***** ENTRIES SUPPLIED *****
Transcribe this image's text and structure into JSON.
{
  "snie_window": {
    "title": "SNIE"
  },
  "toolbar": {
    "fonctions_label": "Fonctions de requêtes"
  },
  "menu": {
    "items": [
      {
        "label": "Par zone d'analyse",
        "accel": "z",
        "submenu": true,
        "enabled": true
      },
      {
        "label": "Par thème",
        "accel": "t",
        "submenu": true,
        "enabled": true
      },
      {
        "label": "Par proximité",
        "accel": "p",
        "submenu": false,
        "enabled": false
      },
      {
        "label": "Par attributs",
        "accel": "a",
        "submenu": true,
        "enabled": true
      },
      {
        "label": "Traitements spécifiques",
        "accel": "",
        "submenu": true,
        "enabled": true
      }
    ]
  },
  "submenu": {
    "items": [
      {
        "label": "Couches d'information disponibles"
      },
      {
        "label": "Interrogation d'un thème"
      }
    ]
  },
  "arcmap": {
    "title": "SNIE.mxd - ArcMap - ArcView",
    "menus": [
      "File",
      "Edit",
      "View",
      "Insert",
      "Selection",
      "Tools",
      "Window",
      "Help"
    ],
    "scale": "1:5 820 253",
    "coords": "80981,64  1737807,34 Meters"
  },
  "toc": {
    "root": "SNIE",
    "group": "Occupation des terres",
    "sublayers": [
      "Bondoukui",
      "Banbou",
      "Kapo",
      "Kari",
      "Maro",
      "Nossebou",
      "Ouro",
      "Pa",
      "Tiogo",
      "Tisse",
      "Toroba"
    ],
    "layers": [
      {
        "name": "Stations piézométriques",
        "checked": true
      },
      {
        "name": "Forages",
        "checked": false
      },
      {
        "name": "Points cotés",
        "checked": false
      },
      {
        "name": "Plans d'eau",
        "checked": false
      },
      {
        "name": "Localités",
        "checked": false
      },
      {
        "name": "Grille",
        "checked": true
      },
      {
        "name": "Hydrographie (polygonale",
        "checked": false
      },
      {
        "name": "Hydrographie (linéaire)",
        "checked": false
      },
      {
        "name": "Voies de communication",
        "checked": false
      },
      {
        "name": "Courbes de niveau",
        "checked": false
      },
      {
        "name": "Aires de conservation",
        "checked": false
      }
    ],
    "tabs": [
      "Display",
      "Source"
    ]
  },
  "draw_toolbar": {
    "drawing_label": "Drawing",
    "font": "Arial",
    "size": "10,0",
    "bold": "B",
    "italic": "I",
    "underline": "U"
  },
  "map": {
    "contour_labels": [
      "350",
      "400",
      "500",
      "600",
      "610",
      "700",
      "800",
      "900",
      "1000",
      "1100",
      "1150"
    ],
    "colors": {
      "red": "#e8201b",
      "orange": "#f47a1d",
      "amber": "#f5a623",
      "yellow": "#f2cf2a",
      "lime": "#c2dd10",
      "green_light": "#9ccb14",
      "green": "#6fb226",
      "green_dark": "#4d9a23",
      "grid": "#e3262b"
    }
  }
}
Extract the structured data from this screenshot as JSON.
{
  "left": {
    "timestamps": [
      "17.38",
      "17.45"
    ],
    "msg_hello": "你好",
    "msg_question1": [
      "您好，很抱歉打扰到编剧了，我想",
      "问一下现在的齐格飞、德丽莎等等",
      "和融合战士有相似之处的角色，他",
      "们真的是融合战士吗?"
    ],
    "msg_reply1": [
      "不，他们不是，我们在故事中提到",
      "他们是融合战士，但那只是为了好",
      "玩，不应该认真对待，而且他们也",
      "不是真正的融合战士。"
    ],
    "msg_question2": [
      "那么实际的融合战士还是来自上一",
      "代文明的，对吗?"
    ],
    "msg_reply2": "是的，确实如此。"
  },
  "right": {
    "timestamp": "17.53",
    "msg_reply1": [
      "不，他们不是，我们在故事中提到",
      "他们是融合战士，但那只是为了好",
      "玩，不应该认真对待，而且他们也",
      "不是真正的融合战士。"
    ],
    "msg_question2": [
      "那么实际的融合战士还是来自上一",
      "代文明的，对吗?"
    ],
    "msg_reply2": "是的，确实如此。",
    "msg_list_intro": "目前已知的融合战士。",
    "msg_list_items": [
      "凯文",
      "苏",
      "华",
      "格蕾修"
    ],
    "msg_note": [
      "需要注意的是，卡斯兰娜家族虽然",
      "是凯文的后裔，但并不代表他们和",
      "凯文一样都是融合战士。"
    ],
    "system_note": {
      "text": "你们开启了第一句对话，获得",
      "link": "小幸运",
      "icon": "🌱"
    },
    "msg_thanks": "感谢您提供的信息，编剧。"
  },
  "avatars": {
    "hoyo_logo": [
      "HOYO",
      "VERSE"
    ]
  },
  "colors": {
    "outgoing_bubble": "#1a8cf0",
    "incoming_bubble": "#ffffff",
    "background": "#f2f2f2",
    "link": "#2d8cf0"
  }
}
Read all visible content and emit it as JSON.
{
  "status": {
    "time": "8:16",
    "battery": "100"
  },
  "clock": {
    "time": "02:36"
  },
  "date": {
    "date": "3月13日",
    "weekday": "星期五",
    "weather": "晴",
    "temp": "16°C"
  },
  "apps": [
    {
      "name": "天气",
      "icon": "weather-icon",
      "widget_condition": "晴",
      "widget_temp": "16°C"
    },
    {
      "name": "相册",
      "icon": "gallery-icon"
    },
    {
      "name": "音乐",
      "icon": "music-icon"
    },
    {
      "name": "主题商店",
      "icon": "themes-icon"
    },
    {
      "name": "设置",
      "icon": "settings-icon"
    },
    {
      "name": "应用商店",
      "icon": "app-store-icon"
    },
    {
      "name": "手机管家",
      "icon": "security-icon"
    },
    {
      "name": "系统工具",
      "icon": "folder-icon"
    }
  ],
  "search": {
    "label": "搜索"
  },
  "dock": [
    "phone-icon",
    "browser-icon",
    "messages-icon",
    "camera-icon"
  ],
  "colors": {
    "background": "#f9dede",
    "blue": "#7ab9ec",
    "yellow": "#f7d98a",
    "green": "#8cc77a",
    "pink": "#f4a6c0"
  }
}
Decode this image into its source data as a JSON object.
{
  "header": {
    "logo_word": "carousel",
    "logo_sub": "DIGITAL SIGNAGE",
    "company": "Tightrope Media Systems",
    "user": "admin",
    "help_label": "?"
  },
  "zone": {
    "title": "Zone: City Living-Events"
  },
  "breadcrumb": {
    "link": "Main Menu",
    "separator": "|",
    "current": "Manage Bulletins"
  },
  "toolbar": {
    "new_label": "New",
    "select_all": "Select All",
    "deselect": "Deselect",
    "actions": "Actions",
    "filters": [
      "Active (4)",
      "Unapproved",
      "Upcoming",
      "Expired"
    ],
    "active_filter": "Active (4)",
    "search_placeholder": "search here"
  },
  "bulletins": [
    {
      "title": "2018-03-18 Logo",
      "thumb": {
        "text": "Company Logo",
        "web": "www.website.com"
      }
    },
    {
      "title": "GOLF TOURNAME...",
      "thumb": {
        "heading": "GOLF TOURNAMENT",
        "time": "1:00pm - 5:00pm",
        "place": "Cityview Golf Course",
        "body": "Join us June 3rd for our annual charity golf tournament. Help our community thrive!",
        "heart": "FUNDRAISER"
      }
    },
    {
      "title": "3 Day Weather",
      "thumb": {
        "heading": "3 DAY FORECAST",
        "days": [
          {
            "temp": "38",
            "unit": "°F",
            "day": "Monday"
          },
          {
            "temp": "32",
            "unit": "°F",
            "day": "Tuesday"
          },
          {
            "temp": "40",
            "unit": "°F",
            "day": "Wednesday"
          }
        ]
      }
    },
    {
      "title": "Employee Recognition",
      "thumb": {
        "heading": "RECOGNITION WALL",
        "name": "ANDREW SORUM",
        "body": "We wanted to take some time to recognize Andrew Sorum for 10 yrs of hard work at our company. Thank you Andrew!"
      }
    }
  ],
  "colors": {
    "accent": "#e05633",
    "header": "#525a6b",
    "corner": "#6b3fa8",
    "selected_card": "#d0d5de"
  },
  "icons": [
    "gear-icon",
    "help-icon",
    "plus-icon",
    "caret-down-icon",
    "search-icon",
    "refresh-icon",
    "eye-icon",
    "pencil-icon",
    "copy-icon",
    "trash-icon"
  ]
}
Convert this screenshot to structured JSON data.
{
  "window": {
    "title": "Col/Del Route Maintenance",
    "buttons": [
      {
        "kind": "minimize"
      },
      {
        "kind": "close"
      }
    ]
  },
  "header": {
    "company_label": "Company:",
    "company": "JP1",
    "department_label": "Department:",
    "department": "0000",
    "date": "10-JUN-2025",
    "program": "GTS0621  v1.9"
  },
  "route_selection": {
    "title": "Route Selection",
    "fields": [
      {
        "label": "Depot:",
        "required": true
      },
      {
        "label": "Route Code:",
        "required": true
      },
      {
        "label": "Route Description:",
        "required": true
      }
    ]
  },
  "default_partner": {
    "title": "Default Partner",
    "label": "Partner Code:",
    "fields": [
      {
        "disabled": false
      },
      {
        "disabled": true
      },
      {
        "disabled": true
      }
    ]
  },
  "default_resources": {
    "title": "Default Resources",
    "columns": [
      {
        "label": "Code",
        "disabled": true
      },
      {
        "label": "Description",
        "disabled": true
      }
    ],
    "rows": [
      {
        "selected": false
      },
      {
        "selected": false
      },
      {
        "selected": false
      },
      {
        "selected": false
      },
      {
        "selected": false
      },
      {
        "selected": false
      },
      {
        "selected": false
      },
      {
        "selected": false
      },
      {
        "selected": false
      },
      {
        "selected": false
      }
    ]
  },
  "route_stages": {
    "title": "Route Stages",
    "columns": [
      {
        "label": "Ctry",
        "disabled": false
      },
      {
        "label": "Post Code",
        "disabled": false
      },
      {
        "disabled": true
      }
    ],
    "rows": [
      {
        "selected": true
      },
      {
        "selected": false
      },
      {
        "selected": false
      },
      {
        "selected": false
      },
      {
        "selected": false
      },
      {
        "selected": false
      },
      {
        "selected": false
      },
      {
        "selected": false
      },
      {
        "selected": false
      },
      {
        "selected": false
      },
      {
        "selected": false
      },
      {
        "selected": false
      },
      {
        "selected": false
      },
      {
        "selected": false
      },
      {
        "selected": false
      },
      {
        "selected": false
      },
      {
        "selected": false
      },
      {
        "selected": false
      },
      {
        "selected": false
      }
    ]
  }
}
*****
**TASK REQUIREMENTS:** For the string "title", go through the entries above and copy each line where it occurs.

**ANSWER BOX:**
    "title": "SNIE"
    "title": "SNIE.mxd - ArcMap - ArcView",
    "title": "Zone: City Living-Events"
      "title": "2018-03-18 Logo",
      "title": "GOLF TOURNAME...",
      "title": "3 Day Weather",
      "title": "Employee Recognition",
    "title": "Col/Del Route Maintenance",
    "title": "Route Selection",
    "title": "Default Partner",
    "title": "Default Resources",
    "title": "Route Stages",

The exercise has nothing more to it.